Lara Candland and Christian Asplund
Lara Candland and Christian Asplund. Photo: Curtis Asplund

“World music” has become part of an advertising lexicon promising the buyer of CDs entrée into unfamiliar conventions. The operatic creations of husband and wife team Christian Asplund (composer) and Lara Candland (poet/librettist) promise listeners something similar. 

Asplund and Candland helped create Seattle Experimental Opera, a guerilla arts organization formed in the 1990s that disbands and reorganizes like a fluid artistic insurrection. Resource starved, the group compensates with conviction. By always acting as though everything going on is perfectly normal, they foster the sense that unknown conventions are at play. The result are creations akin to opera transported on covered wagons by an underfunded kinship group so far from home that their efforts to re-create their abandoned culture produce fresh conventions.

Take their work Liquid: An Epistolary Opera (2004). A rock band of guitar, bass, and drums supports the work. Midway through the overture they are joined by a wordless singer. Asplund had a singer available on the set of Liquid, so his make-due aesthetic urged him to transform her temporarily into an instrumentalist. Another singer plays piano during the production.

The story unfolds through five letters from Eva Eve, the outer two to Charles and the inner three to Catherine. The opera’s cast of three singers all convey the letters’ contents heterophonically, which is to say simultaneously, thus denying the opera the convention of characters in the ordinary sense. The audience joins the correspondence at an advanced and intimate point. Parsing their meaning is complicated as no replies are conveyed. Eva Eve reveals herself to be a dramatic heroine entangled in a strange love triangle that may include a misshapen duck. The duck’s death prompts the romance to spiral downward. The fresh convention of an epistolary opera prompts the sort of winning confusion that makes chance encounters with worlds of convention so pleasing. 

Their next collaboration, Sunset with Pink Pastoral (2006), takes the conventions of a “road movie” to present audiences with likeable innocents abroad amid the vast landscape of the American West. The visual ambition of Candland’s libretto meets the material poverty of experimental opera head-on and without compromise. Milk, the opera’s male protagonist, has a chance encounter with a young Native American and after hearing his prayer exclaims guilelessly, “That’s cool, dude. I wish I had, like, a cultural heritage or whatever.” Such a naïve young man might invite meanness from another composer/writer team courting cruel laughter, but Asplund and Candland treat Milk and everyone else inhabiting their operas gently, effectively cutting themselves off from opera’s traditions of violent emotions.

Their most recent collaboration, Lalage (2011), features Candland’s voice reading from her poetry manipulated and embellished by Asplund’s live, low-tech electronics.
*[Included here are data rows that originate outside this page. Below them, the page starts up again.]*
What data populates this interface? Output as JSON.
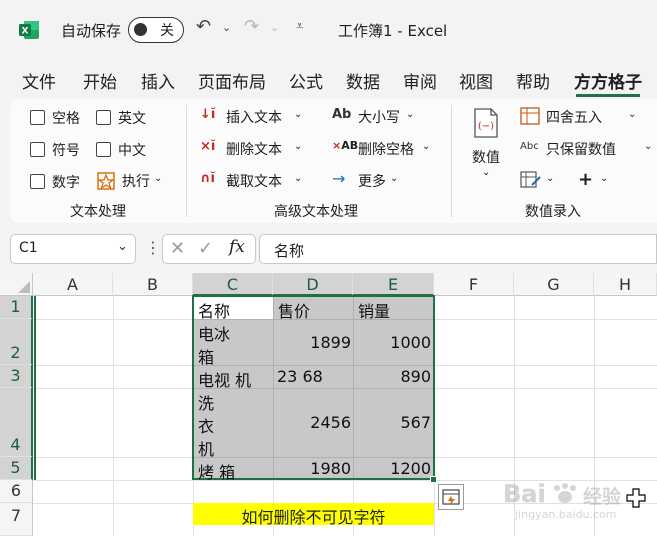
{
  "titlebar": {
    "autosave_label": "自动保存",
    "autosave_state": "关",
    "title": "工作簿1  -  Excel"
  },
  "menu": [
    "文件",
    "开始",
    "插入",
    "页面布局",
    "公式",
    "数据",
    "审阅",
    "视图",
    "帮助",
    "方方格子"
  ],
  "ribbon": {
    "text_group": {
      "checkboxes": [
        "空格",
        "英文",
        "符号",
        "中文",
        "数字"
      ],
      "execute": "执行",
      "label": "文本处理"
    },
    "advanced_group": {
      "insert_text": "插入文本",
      "delete_text": "删除文本",
      "cut_text": "截取文本",
      "case": "大小写",
      "delete_spaces": "删除空格",
      "more": "更多",
      "label": "高级文本处理"
    },
    "number_group": {
      "value": "数值",
      "round": "四舍五入",
      "keep_values": "只保留数值",
      "label": "数值录入"
    }
  },
  "formula_bar": {
    "name_box": "C1",
    "fx": "fx",
    "content": "名称"
  },
  "grid": {
    "columns": [
      "A",
      "B",
      "C",
      "D",
      "E",
      "F",
      "G",
      "H"
    ],
    "rows": [
      "1",
      "2",
      "3",
      "4",
      "5",
      "6",
      "7"
    ],
    "table": {
      "headers": [
        "名称",
        "售价",
        "销量"
      ],
      "rows": [
        {
          "name_lines": [
            "电冰",
            "箱"
          ],
          "price": "1899",
          "sales": "1000"
        },
        {
          "name_lines": [
            "电视 机"
          ],
          "price": "23 68",
          "sales": "890"
        },
        {
          "name_lines": [
            "洗",
            "衣",
            "机"
          ],
          "price": "2456",
          "sales": "567"
        },
        {
          "name_lines": [
            "烤 箱"
          ],
          "price": "1980",
          "sales": "1200"
        }
      ]
    },
    "note": "如何删除不可见字符"
  },
  "watermark": {
    "brand": "Bai经验",
    "url": "jingyan.baidu.com"
  },
  "colors": {
    "excel_green": "#1e7145",
    "selection": "#c8c8c8",
    "note_bg": "#ffff00"
  }
}
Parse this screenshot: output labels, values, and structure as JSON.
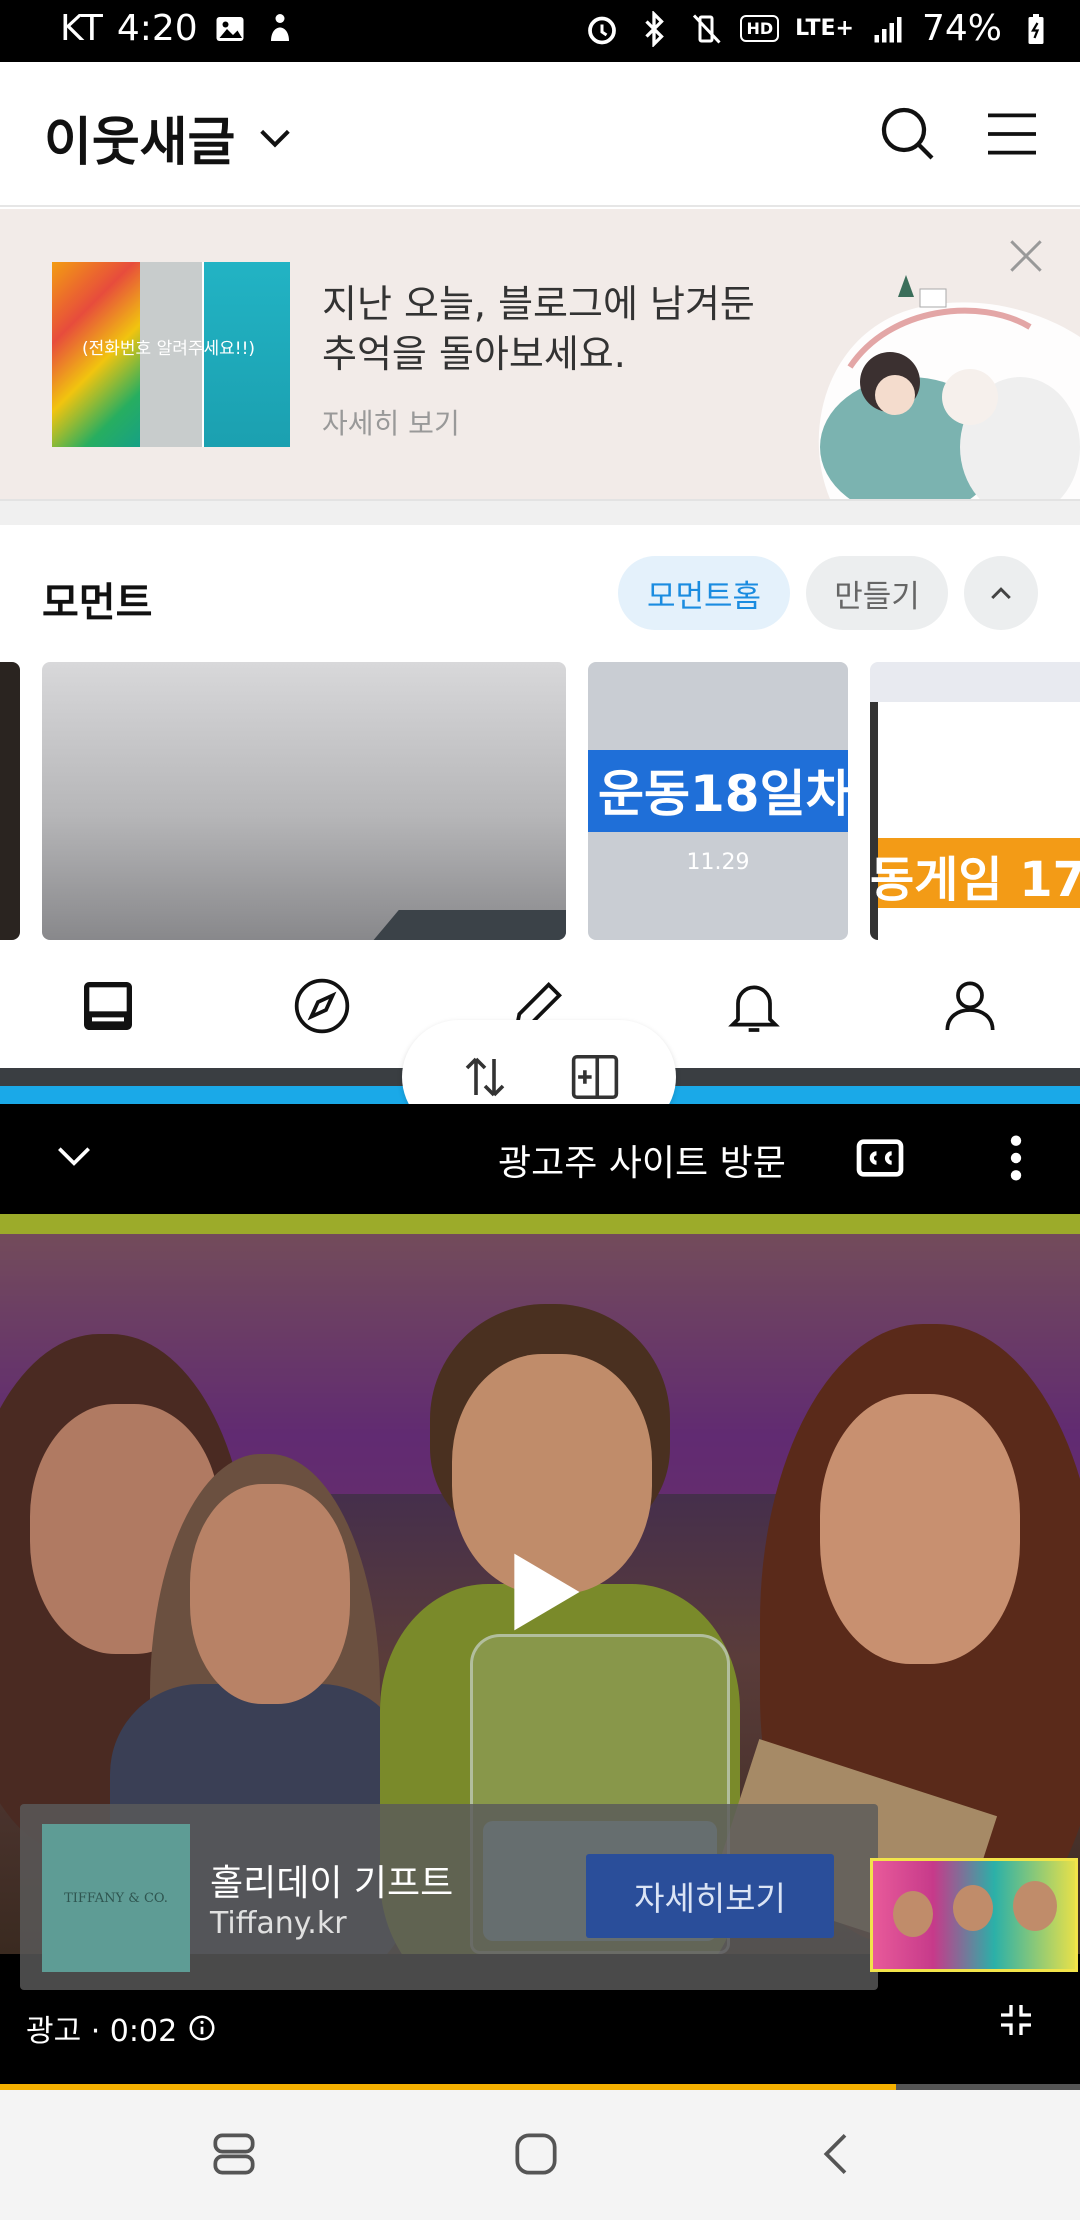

They might have called this collaboration an “opera,” too, but they didn’t. “Opera” means something to them, but the conventions informing that meaning belong to them alone. 

A WLT contributing editor, Michael Lee is a professor of music (musicology) at the University of Oklahoma.